The subject of my art has a tendency towards humanity’s struggle and its being. For this both observation and imagination are important in my creative process, but neither is of any use to me without inspiration. These three actions, I find, are delicately intertwined and dependent on each other: they spawn one another, they sustain one another, and at times they destroy one another.
A few years ago, I heard on my radio the announcement of a terrible accident in New York City. Then later, as I watched events unfold live on television I was stunned and speechless as I witnessed the glimpse of horror on people’s faces, the selflessness of the rescue personnel, and the devastation that ensued. I felt overwhelmed and after sometime to understand what had happened, I turned to my art if nothing more than for my own catharsis.

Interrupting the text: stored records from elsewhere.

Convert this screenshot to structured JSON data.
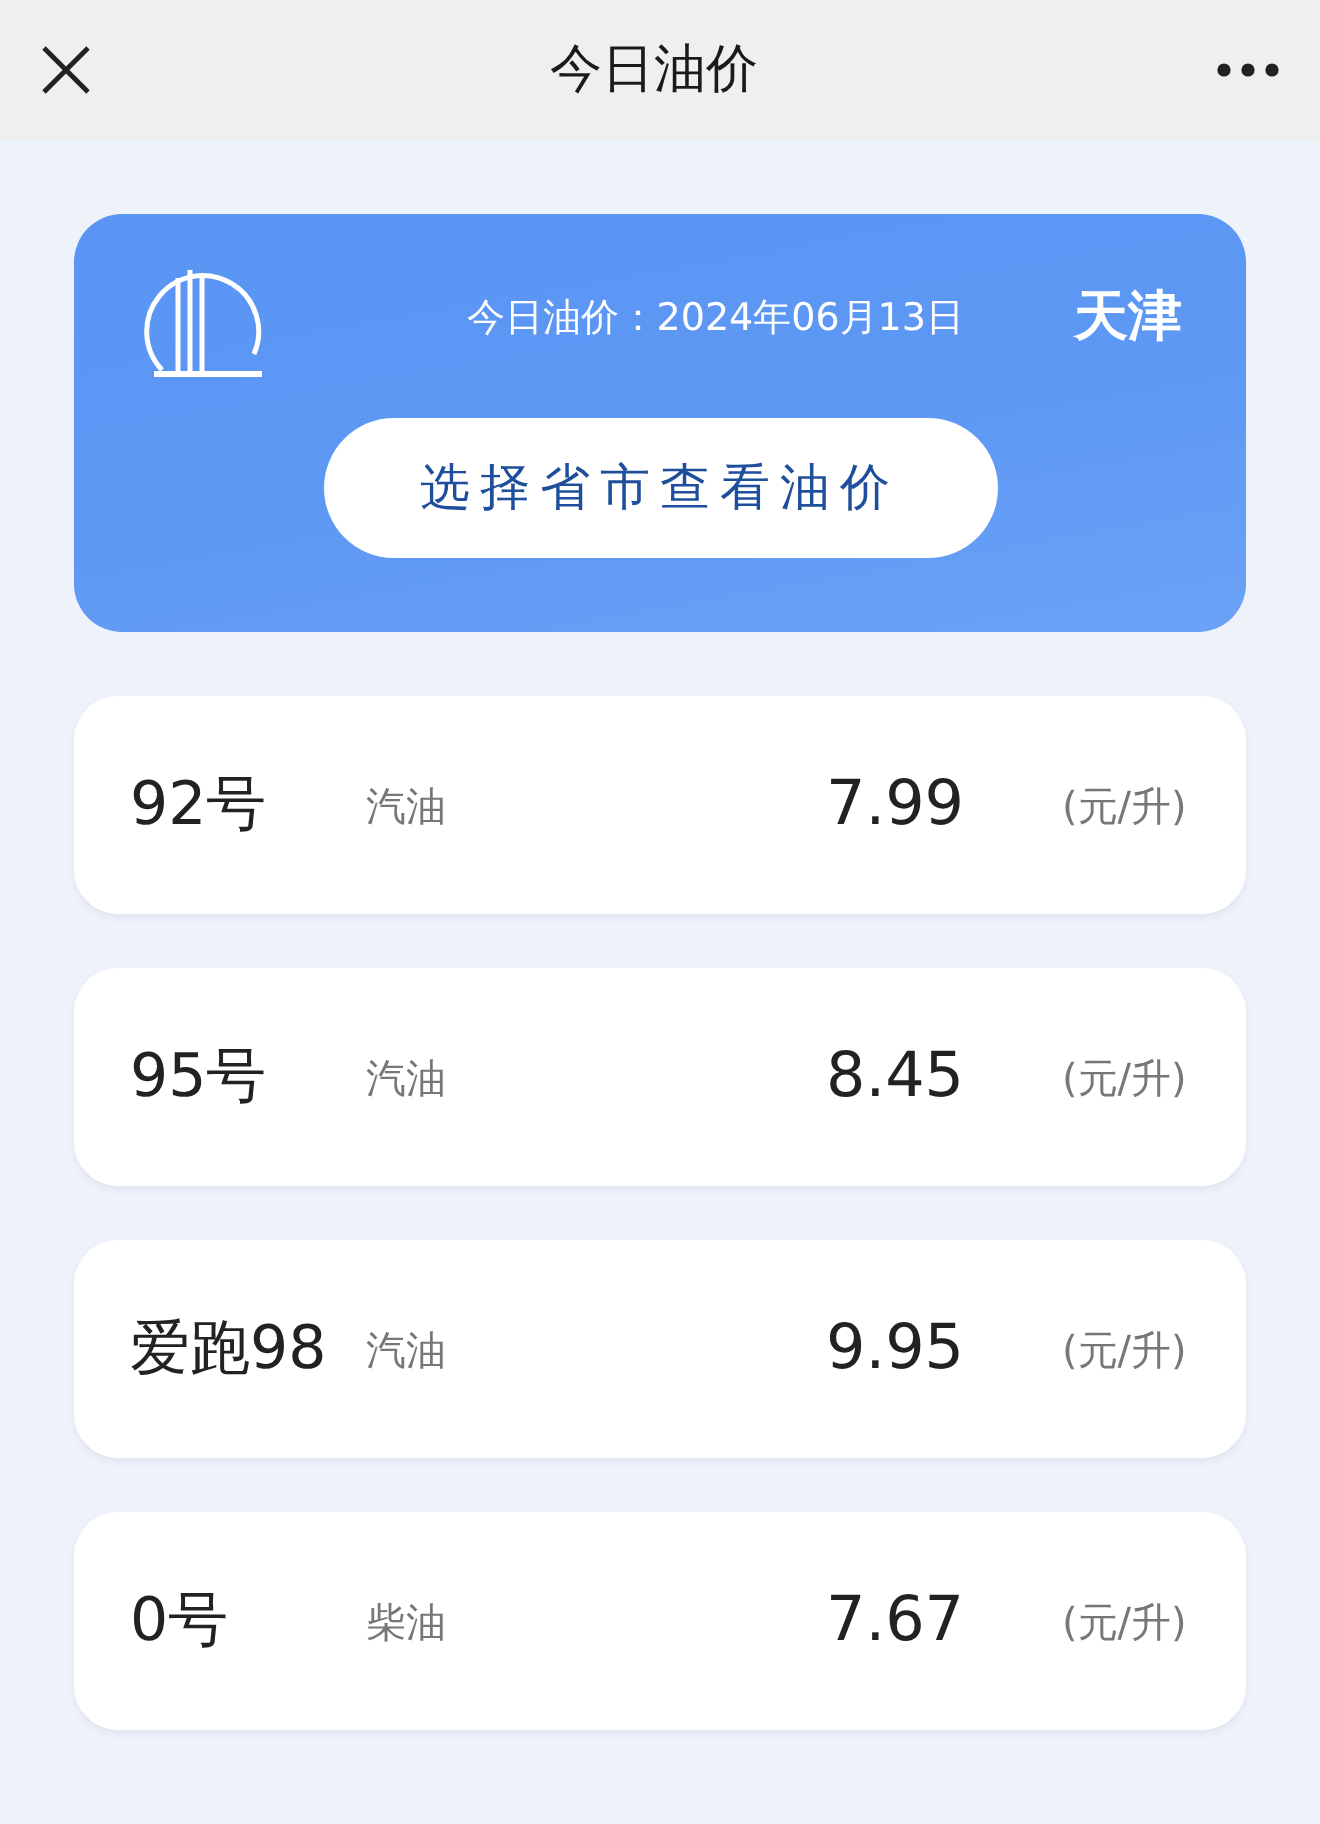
{
  "header": {
    "title": "今日油价"
  },
  "banner": {
    "date_text": "今日油价：2024年06月13日",
    "city": "天津",
    "button": "选择省市查看油价"
  },
  "prices": [
    {
      "grade": "92号",
      "fuel": "汽油",
      "price": "7.99",
      "unit": "(元/升)"
    },
    {
      "grade": "95号",
      "fuel": "汽油",
      "price": "8.45",
      "unit": "(元/升)"
    },
    {
      "grade": "爱跑98",
      "fuel": "汽油",
      "price": "9.95",
      "unit": "(元/升)"
    },
    {
      "grade": "0号",
      "fuel": "柴油",
      "price": "7.67",
      "unit": "(元/升)"
    }
  ]
}
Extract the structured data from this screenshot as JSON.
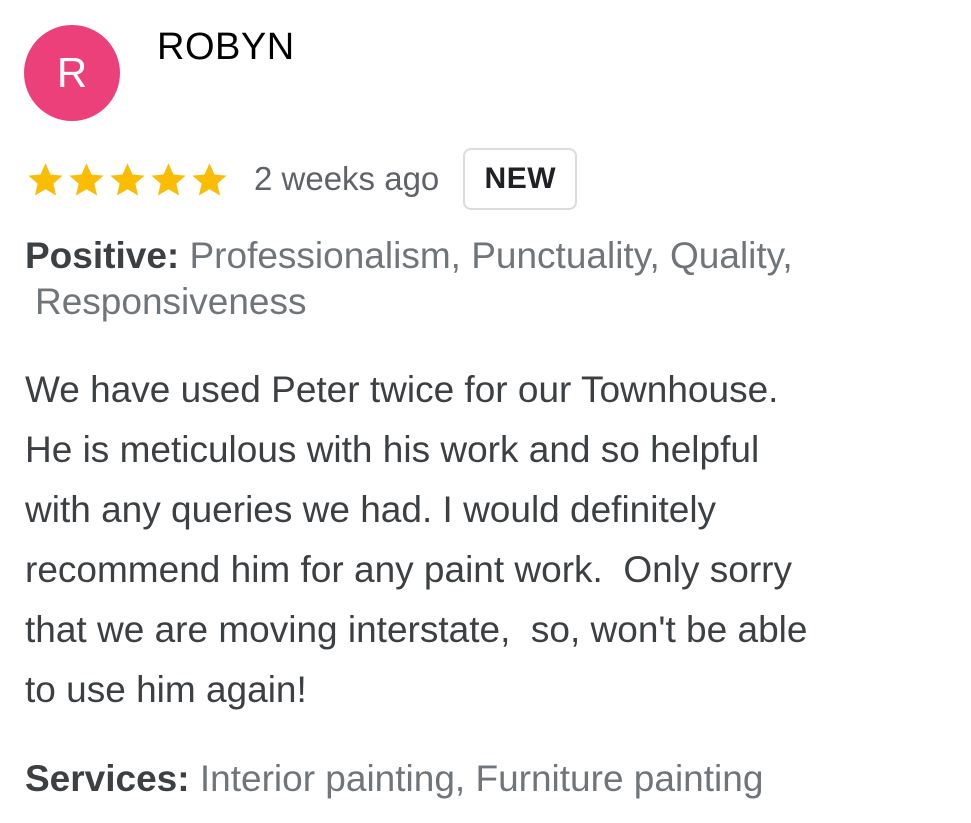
{
  "reviewer": {
    "initial": "R",
    "name": "ROBYN",
    "avatar_color": "#ec407a"
  },
  "rating": {
    "stars": 5,
    "max": 5,
    "star_color": "#fbbc04"
  },
  "date": "2 weeks ago",
  "badge": "NEW",
  "positive": {
    "label": "Positive:",
    "line1": "Professionalism, Punctuality, Quality,",
    "line2": "Responsiveness"
  },
  "review": {
    "lines": [
      "We have used Peter twice for our Townhouse.",
      "He is meticulous with his work and so helpful",
      "with any queries we had. I would definitely",
      "recommend him for any paint work.  Only sorry",
      "that we are moving interstate,  so, won't be able",
      "to use him again!"
    ]
  },
  "services": {
    "label": "Services:",
    "value": "Interior painting, Furniture painting"
  }
}
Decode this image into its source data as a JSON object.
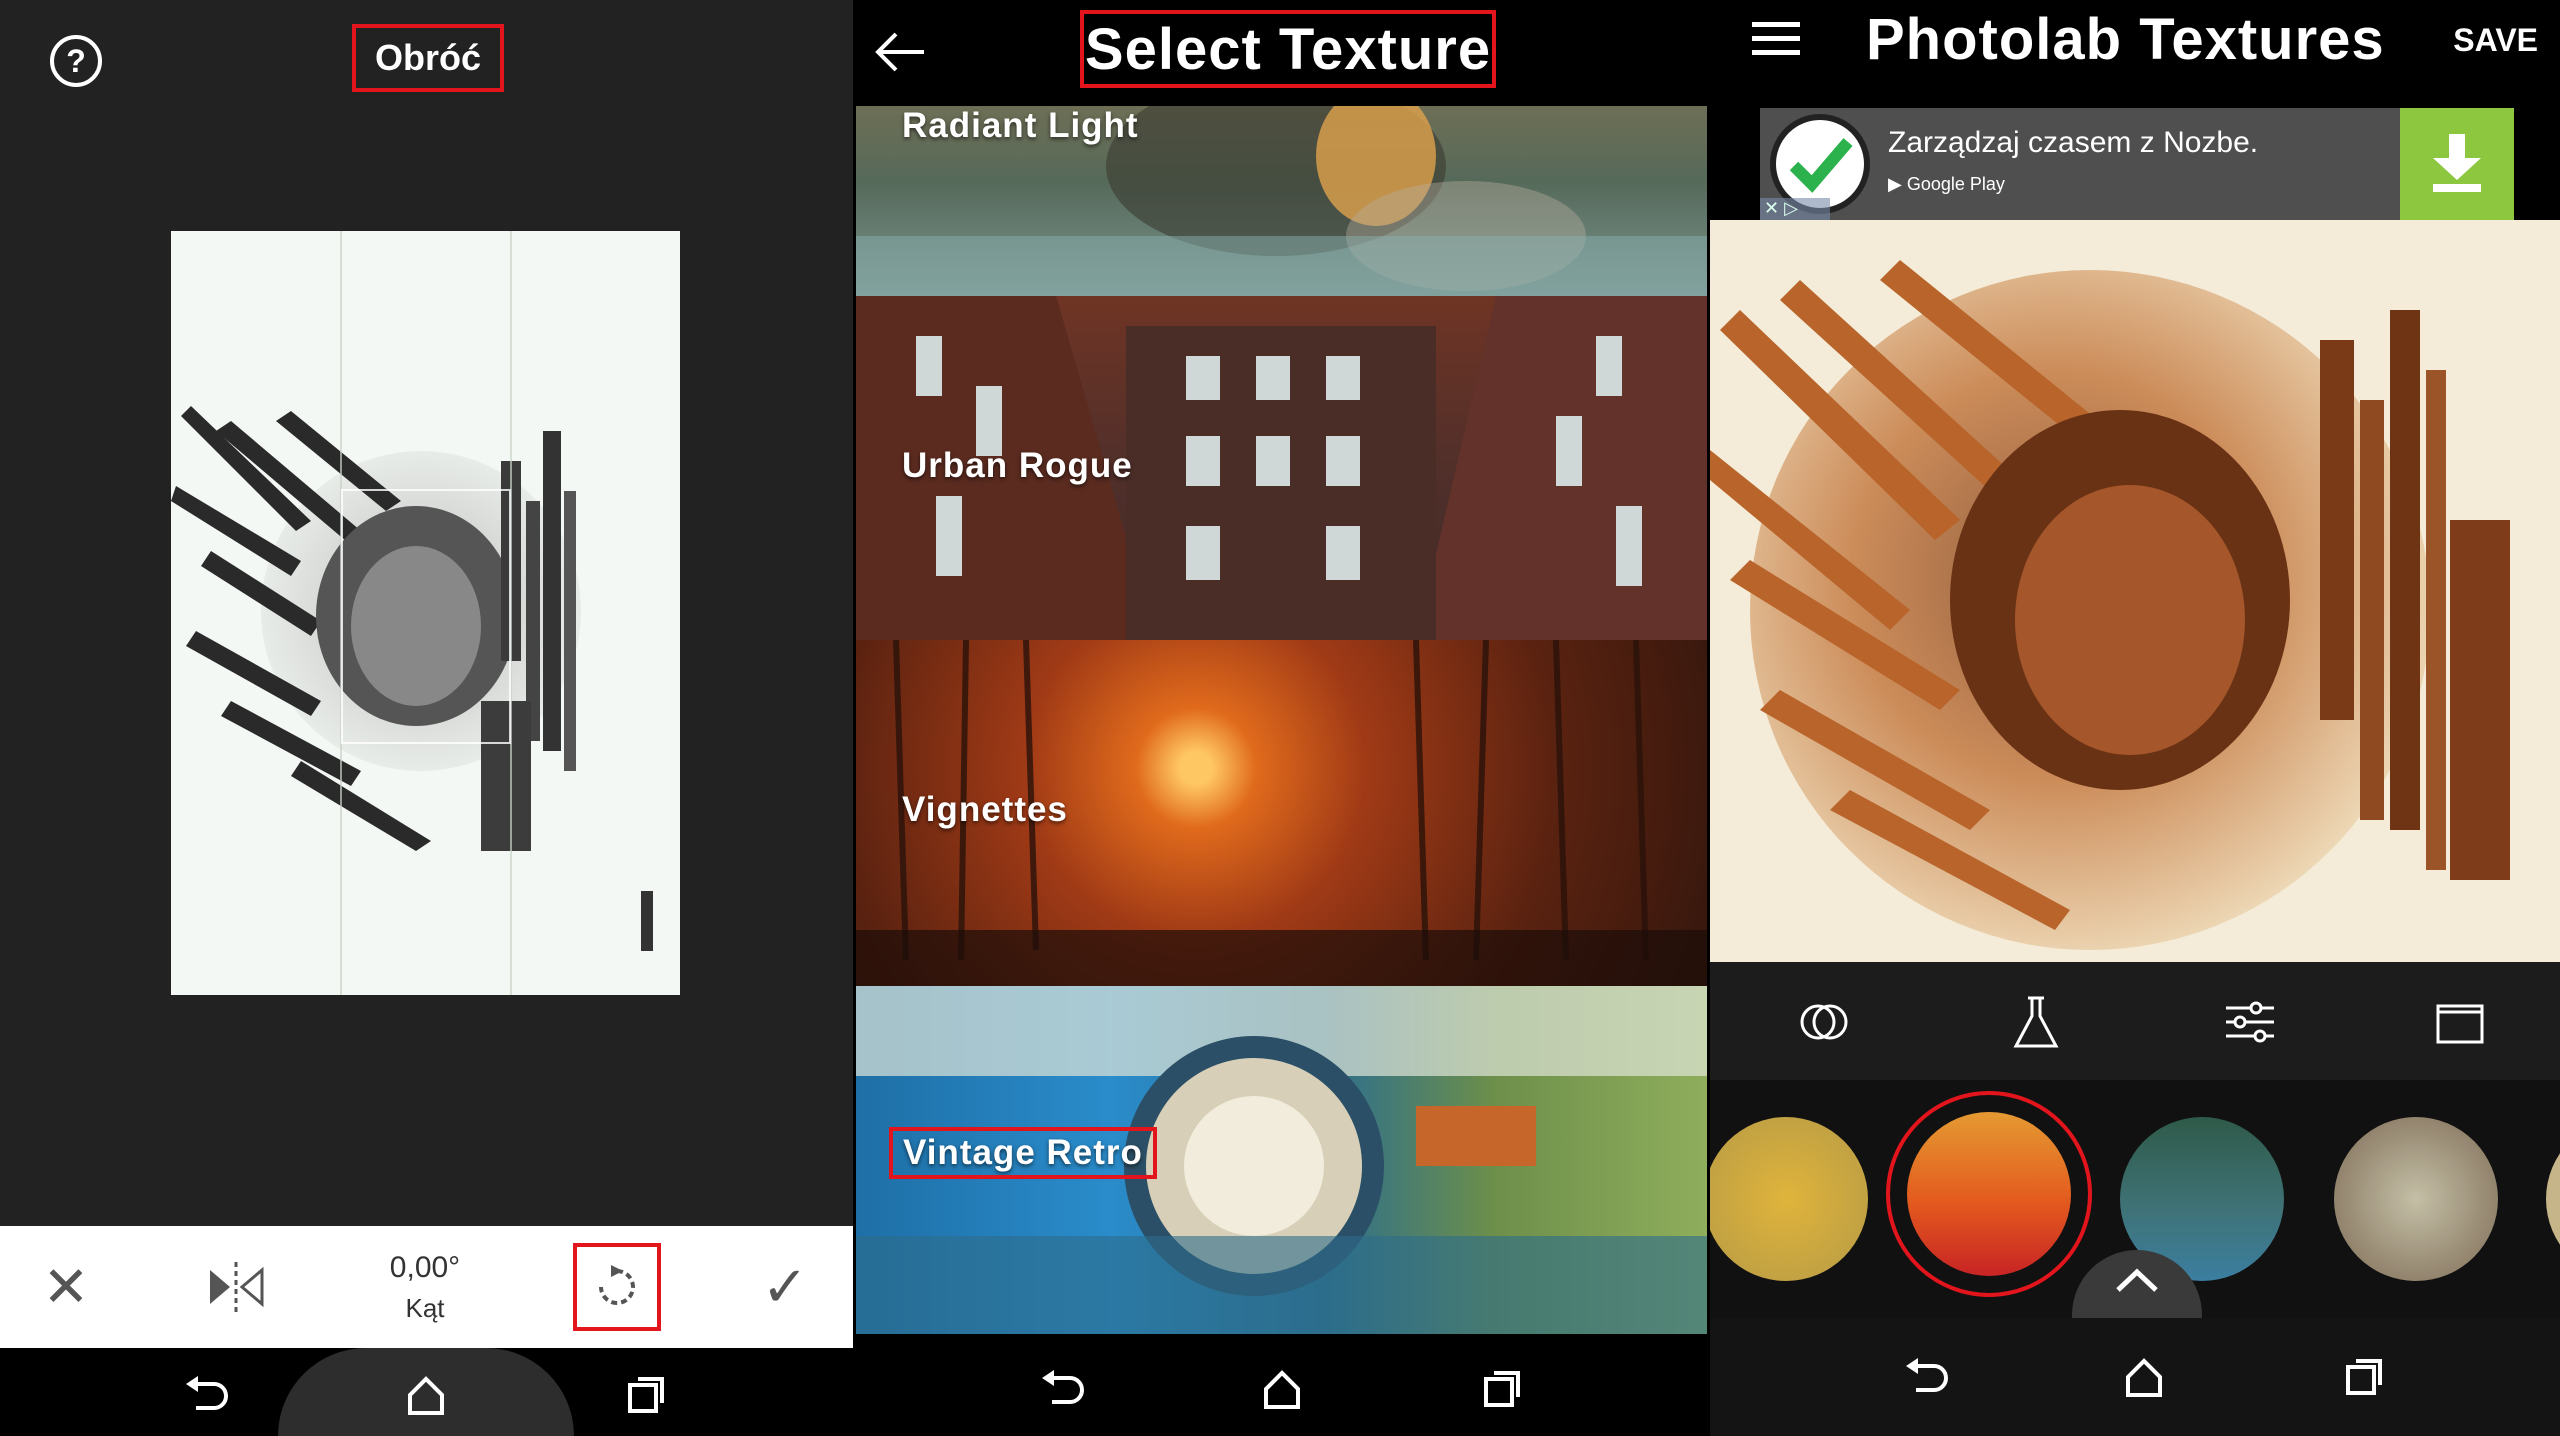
{
  "panel1": {
    "help_icon": "?",
    "title": "Obróć",
    "toolbar": {
      "angle_value": "0,00°",
      "angle_label": "Kąt"
    }
  },
  "panel2": {
    "title": "Select Texture",
    "textures": [
      {
        "label": "Radiant Light"
      },
      {
        "label": "Urban Rogue"
      },
      {
        "label": "Vignettes"
      },
      {
        "label": "Vintage Retro"
      }
    ]
  },
  "panel3": {
    "title": "Photolab Textures",
    "save_label": "SAVE",
    "ad": {
      "text": "Zarządzaj czasem z Nozbe.",
      "store": "Google Play",
      "download_color": "#8dc63f"
    },
    "swatches": [
      {
        "color": "#d4a940"
      },
      {
        "color": "#e35a1e",
        "selected": true
      },
      {
        "color": "#3f6f6e"
      },
      {
        "color": "#9a8f78"
      }
    ]
  },
  "colors": {
    "highlight": "#e2141c",
    "panel_bg": "#222222"
  }
}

The subsequent piece I created is rich in colors to convey feelings and actions. In the background there are dark colors such as blacks and purples representing chaos and death and in the foreground there are lighter colors such as yellows and greens representing strength, resolve, and hope. And in between the dark and the light colors sits a large red apple with an American flag as its stem symbolizing the city of New York. In the piece it is easy to determine the source of the inspiration, based on observation of events through mass media, which led to its creation. But, it is the imagination of how things are represented that makes this, and any other piece of art, unique and intimate which, it is my hope, may lead the observer or observers of my work inspired or thinking.
The essence of my work is inspired by the human spirit: its simplicity, it complexity, and its ubiquity. The great variety that can be derived from the three basic primary colors parallels the variety found in the human spirit. This allows me to express the subtleties, the rawness, and the honesty that defines who and what we are as human beings.
Norma E. Lopez